- Exercise: Show every line in the entries below where the word "title" appears.

- Material supplied:
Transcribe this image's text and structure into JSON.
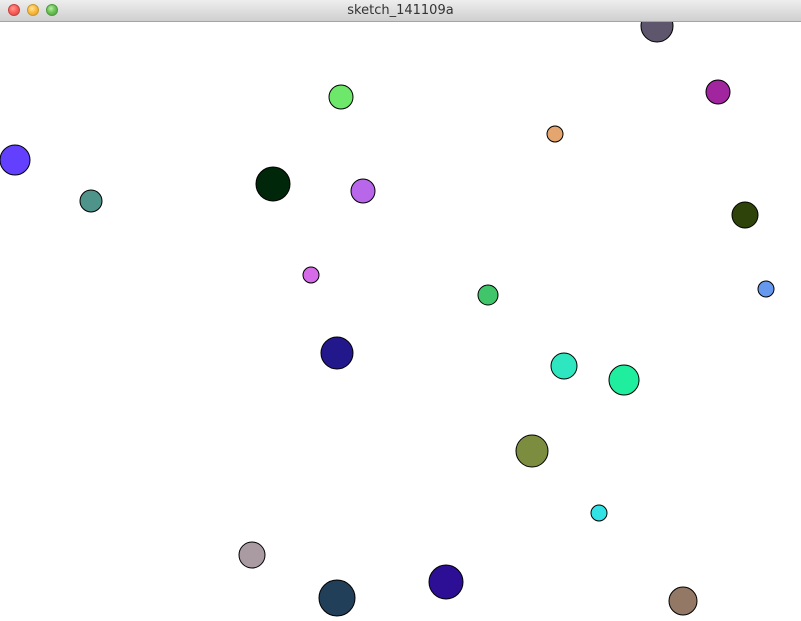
{
  "window": {
    "title": "sketch_141109a"
  },
  "controls": {
    "close_icon": "close-icon",
    "minimize_icon": "minimize-icon",
    "zoom_icon": "zoom-icon",
    "close_color": "#fc615d",
    "minimize_color": "#fdbc40",
    "zoom_color": "#6dc35a"
  },
  "canvas": {
    "background_color": "#ffffff",
    "stroke_color": "#000000",
    "circle_colors": [
      "#5d566c",
      "#6ee86a",
      "#a0259e",
      "#e5a56f",
      "#6240fd",
      "#002709",
      "#b866ea",
      "#4f948b",
      "#2d4309",
      "#d66be9",
      "#2ee7c0",
      "#41c56b",
      "#23188b",
      "#20ee9f",
      "#7d8d3f",
      "#31e3e5",
      "#aa9aa2",
      "#213f58",
      "#2d0f96",
      "#937865",
      "#6699ee",
      "#3ae63a"
    ]
  }
}
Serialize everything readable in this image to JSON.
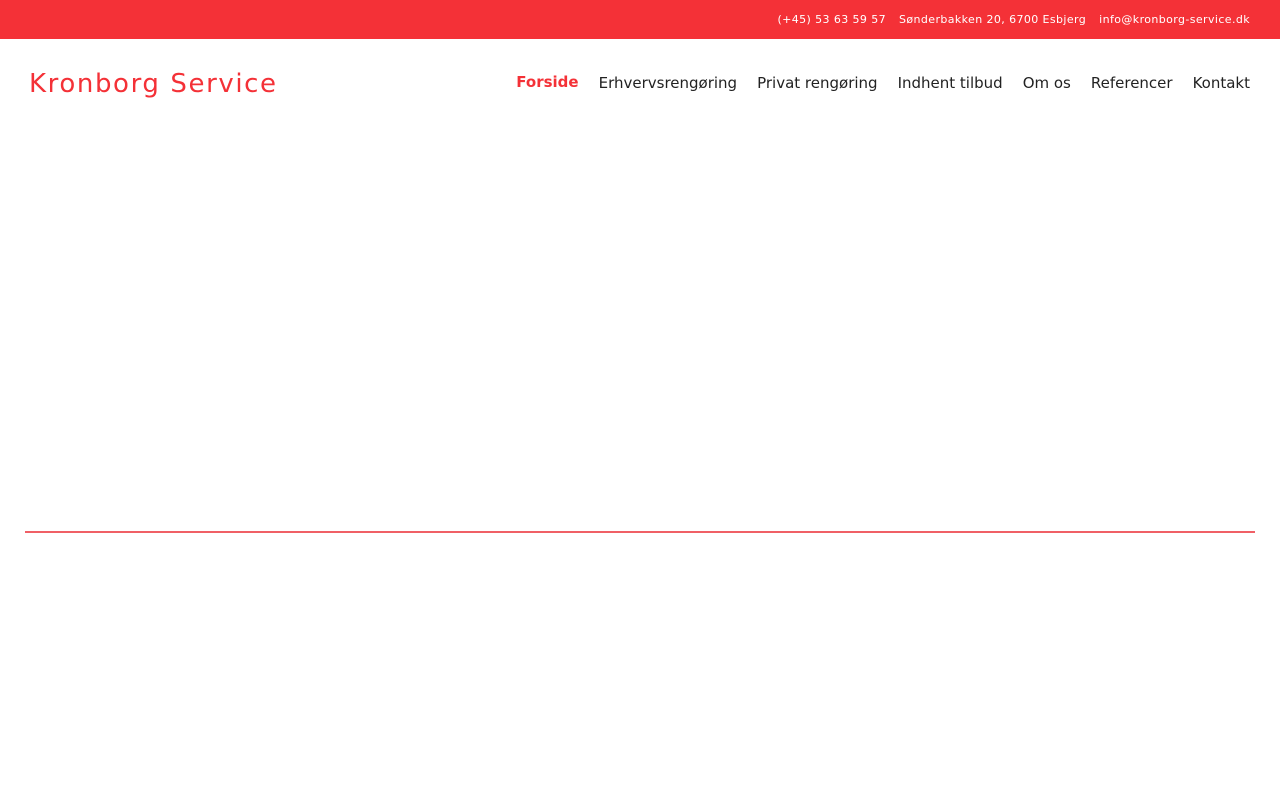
{
  "topbar": {
    "background": "#f43137",
    "phone": "(+45) 53 63 59 57",
    "address": "Sønderbakken 20, 6700 Esbjerg",
    "email": "info@kronborg-service.dk"
  },
  "header": {
    "logo_text": "Kronborg Service",
    "brand_color": "#f43137"
  },
  "nav": {
    "items": [
      {
        "label": "Forside",
        "active": true
      },
      {
        "label": "Erhvervsrengøring",
        "active": false
      },
      {
        "label": "Privat rengøring",
        "active": false
      },
      {
        "label": "Indhent tilbud",
        "active": false
      },
      {
        "label": "Om os",
        "active": false
      },
      {
        "label": "Referencer",
        "active": false
      },
      {
        "label": "Kontakt",
        "active": false
      }
    ]
  },
  "divider_color": "#f06066"
}
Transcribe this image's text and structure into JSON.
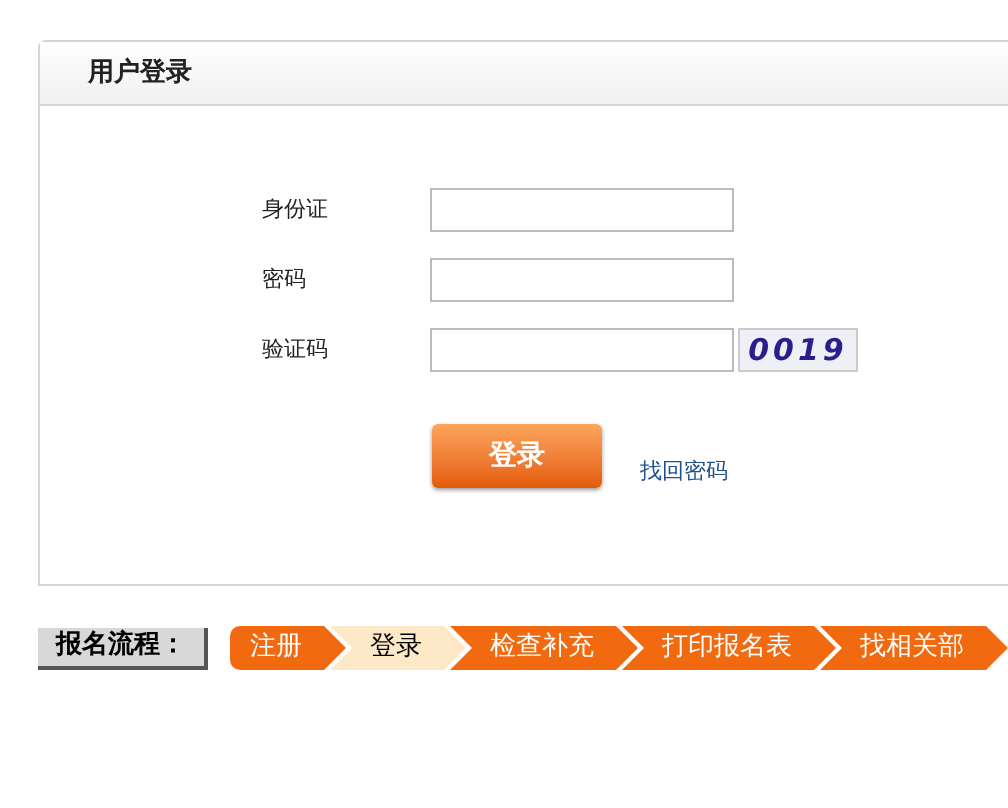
{
  "panel": {
    "title": "用户登录"
  },
  "fields": [
    {
      "label": "身份证"
    },
    {
      "label": "密码"
    },
    {
      "label": "验证码"
    }
  ],
  "captcha": "0019",
  "login_button": "登录",
  "recover_link": "找回密码",
  "process": {
    "label": "报名流程：",
    "steps": [
      {
        "label": "注册",
        "selected": false
      },
      {
        "label": "登录",
        "selected": true
      },
      {
        "label": "检查补充",
        "selected": false
      },
      {
        "label": "打印报名表",
        "selected": false
      },
      {
        "label": "找相关部",
        "selected": false
      }
    ]
  }
}
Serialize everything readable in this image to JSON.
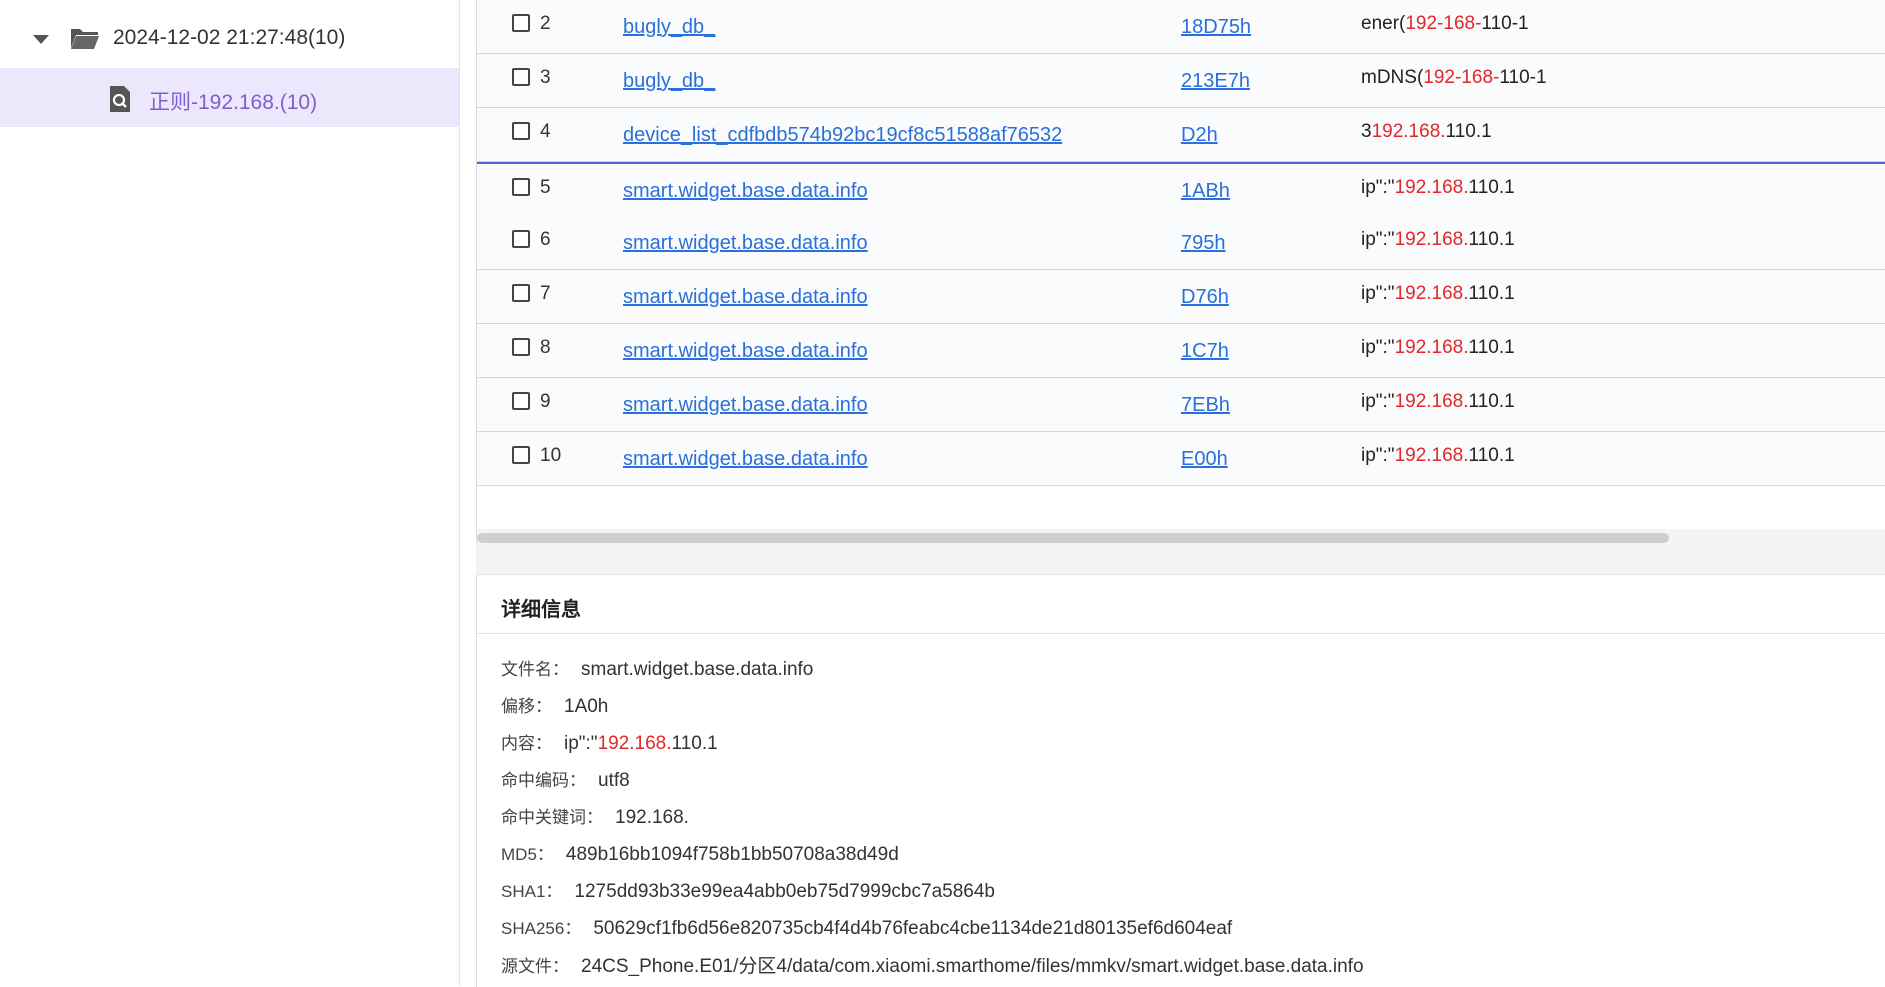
{
  "sidebar": {
    "root_label": "2024-12-02 21:27:48(10)",
    "child_label": "正则-192.168.(10)"
  },
  "table": {
    "rows": [
      {
        "num": "2",
        "name": "bugly_db_",
        "offset": "18D75h",
        "pre": "ener(",
        "hit": "192-168-",
        "post": "110-1",
        "highlight": false
      },
      {
        "num": "3",
        "name": "bugly_db_",
        "offset": "213E7h",
        "pre": "mDNS(",
        "hit": "192-168-",
        "post": "110-1",
        "highlight": false
      },
      {
        "num": "4",
        "name": "device_list_cdfbdb574b92bc19cf8c51588af76532",
        "offset": "D2h",
        "pre": "3",
        "hit": "192.168.",
        "post": "110.1",
        "highlight": false
      },
      {
        "num": "5",
        "name": "smart.widget.base.data.info",
        "offset": "1ABh",
        "pre": "ip\":\"",
        "hit": "192.168.",
        "post": "110.1",
        "highlight": true
      },
      {
        "num": "6",
        "name": "smart.widget.base.data.info",
        "offset": "795h",
        "pre": "ip\":\"",
        "hit": "192.168.",
        "post": "110.1",
        "highlight": false
      },
      {
        "num": "7",
        "name": "smart.widget.base.data.info",
        "offset": "D76h",
        "pre": "ip\":\"",
        "hit": "192.168.",
        "post": "110.1",
        "highlight": false
      },
      {
        "num": "8",
        "name": "smart.widget.base.data.info",
        "offset": "1C7h",
        "pre": "ip\":\"",
        "hit": "192.168.",
        "post": "110.1",
        "highlight": false
      },
      {
        "num": "9",
        "name": "smart.widget.base.data.info",
        "offset": "7EBh",
        "pre": "ip\":\"",
        "hit": "192.168.",
        "post": "110.1",
        "highlight": false
      },
      {
        "num": "10",
        "name": "smart.widget.base.data.info",
        "offset": "E00h",
        "pre": "ip\":\"",
        "hit": "192.168.",
        "post": "110.1",
        "highlight": false
      }
    ]
  },
  "detail": {
    "title": "详细信息",
    "filename_label": "文件名：",
    "filename": "smart.widget.base.data.info",
    "offset_label": "偏移：",
    "offset": "1A0h",
    "content_label": "内容：",
    "content_pre": "ip\":\"",
    "content_hit": "192.168.",
    "content_post": "110.1",
    "encoding_label": "命中编码：",
    "encoding": "utf8",
    "keyword_label": "命中关键词：",
    "keyword": "192.168.",
    "md5_label": "MD5：",
    "md5": "489b16bb1094f758b1bb50708a38d49d",
    "sha1_label": "SHA1：",
    "sha1": "1275dd93b33e99ea4abb0eb75d7999cbc7a5864b",
    "sha256_label": "SHA256：",
    "sha256": "50629cf1fb6d56e820735cb4f4d4b76feabc4cbe1134de21d80135ef6d604eaf",
    "source_label": "源文件：",
    "source": "24CS_Phone.E01/分区4/data/com.xiaomi.smarthome/files/mmkv/smart.widget.base.data.info"
  }
}
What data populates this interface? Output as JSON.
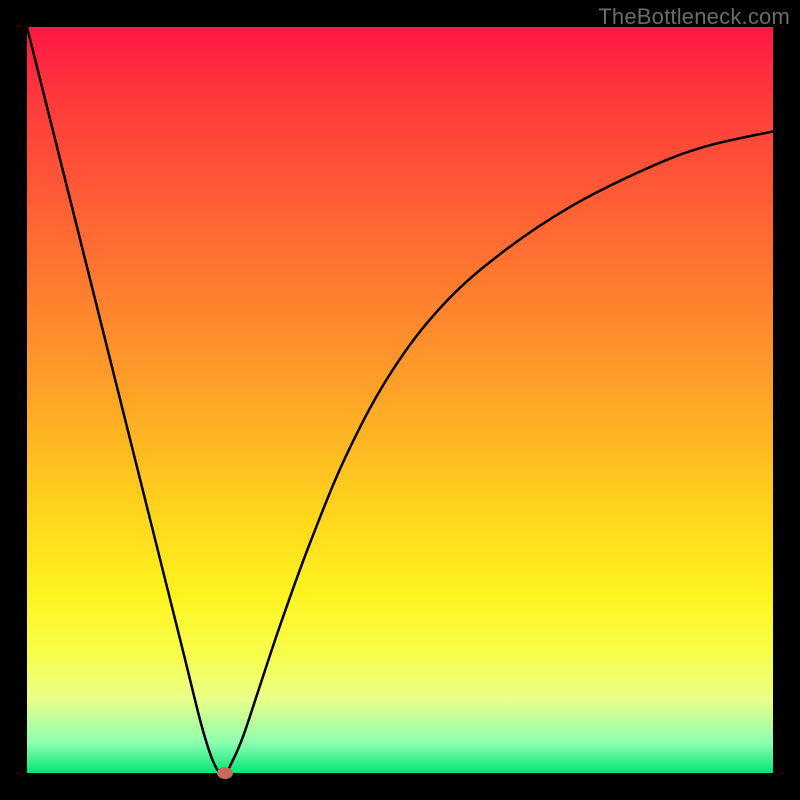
{
  "watermark": "TheBottleneck.com",
  "colors": {
    "background": "#000000",
    "gradient_top": "#ff1744",
    "gradient_bottom": "#00e676",
    "curve": "#000000",
    "dot": "#c96b5a",
    "watermark_text": "#6b6b6b"
  },
  "chart_data": {
    "type": "line",
    "title": "",
    "xlabel": "",
    "ylabel": "",
    "xlim": [
      0,
      100
    ],
    "ylim": [
      0,
      100
    ],
    "grid": false,
    "series": [
      {
        "name": "bottleneck-curve",
        "x": [
          0,
          3,
          6,
          9,
          12,
          15,
          18,
          21,
          23.5,
          25.2,
          26.5,
          27.5,
          29,
          31,
          34,
          38,
          43,
          49,
          56,
          64,
          73,
          83,
          91,
          100
        ],
        "values": [
          100,
          88,
          76,
          64,
          52,
          40,
          28,
          16,
          6,
          1,
          0,
          1.5,
          5,
          11,
          20,
          31,
          43,
          54,
          63,
          70,
          76,
          81,
          84,
          86
        ]
      }
    ],
    "annotations": [
      {
        "type": "point",
        "name": "minimum-dot",
        "x": 26.5,
        "y": 0
      }
    ]
  }
}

- Solution for this problem:
    "title": "sketch_141109a"
    "title": "用户登录"
    "title": "详细信息",
    "title": "",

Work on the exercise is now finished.